Our study showed that most group B2 isolates were resistant to all studied antibiotics except meropenem. This finding is in agreement with other studies in Iran [33] and Spain [27] where it was reported that phylogenetic group B2 is the most drug resistant.

In addition, all phylogenetic group D isolates were resistant to quinolones. Also, group D isolates were only resistant to four drugs. In comparison with our results, Bashir et al. reported that group D was dominant with regard to drug resistance [34].

In conclusion, our findings showed that group B2 was the most predominant phylogenetic group and most resistant strain to commonly used antibiotics among patients with UTI. About 25% of E. coli isolates belonged to the newly described phylogroups C, E, F, and clade I. Studies like ours need to be done also in other regions to provide greater understanding of the prevalences and geographic distribution of E. coli phylogenetic groups.

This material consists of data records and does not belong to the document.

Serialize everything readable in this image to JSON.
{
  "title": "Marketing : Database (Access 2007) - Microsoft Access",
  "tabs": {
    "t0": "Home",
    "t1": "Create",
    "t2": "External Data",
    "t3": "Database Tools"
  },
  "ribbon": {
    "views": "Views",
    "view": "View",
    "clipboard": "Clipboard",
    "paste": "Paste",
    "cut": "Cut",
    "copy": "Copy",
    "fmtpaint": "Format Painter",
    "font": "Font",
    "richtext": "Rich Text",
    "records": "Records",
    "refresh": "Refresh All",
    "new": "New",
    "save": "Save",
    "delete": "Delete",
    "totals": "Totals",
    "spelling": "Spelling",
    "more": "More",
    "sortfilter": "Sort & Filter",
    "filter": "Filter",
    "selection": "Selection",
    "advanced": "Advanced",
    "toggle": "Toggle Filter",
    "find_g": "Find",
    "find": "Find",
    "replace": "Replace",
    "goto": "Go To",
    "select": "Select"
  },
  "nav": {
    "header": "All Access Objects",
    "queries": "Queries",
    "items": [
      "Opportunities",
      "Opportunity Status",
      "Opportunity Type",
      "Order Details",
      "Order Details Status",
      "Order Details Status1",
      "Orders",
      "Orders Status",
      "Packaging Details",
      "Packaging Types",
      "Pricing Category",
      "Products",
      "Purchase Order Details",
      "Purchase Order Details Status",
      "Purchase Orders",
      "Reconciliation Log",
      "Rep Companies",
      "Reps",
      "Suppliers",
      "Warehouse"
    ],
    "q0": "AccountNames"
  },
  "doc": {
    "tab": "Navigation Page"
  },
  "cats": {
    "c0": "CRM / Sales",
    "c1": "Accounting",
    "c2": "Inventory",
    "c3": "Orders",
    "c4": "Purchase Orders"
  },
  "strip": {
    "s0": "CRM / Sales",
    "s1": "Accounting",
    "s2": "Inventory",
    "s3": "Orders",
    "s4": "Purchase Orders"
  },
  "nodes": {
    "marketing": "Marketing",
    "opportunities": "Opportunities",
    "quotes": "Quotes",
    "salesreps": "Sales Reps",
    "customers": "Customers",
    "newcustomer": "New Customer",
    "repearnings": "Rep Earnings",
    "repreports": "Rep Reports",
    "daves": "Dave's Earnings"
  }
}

Regular monitoring of antibiotic resistance patterns will also help clinicians to prescribe the most appropriate antibiotic and to avoid further development of antimicrobial drug resistance.

Conflict of Interests

The authors declare that there is no conflict of interests regarding the publication of this paper.


The authors would like to thank Dr. MA Haghighi for his important technical support. This work was supported by Bushehr University of Medical Science Grant 92/9025.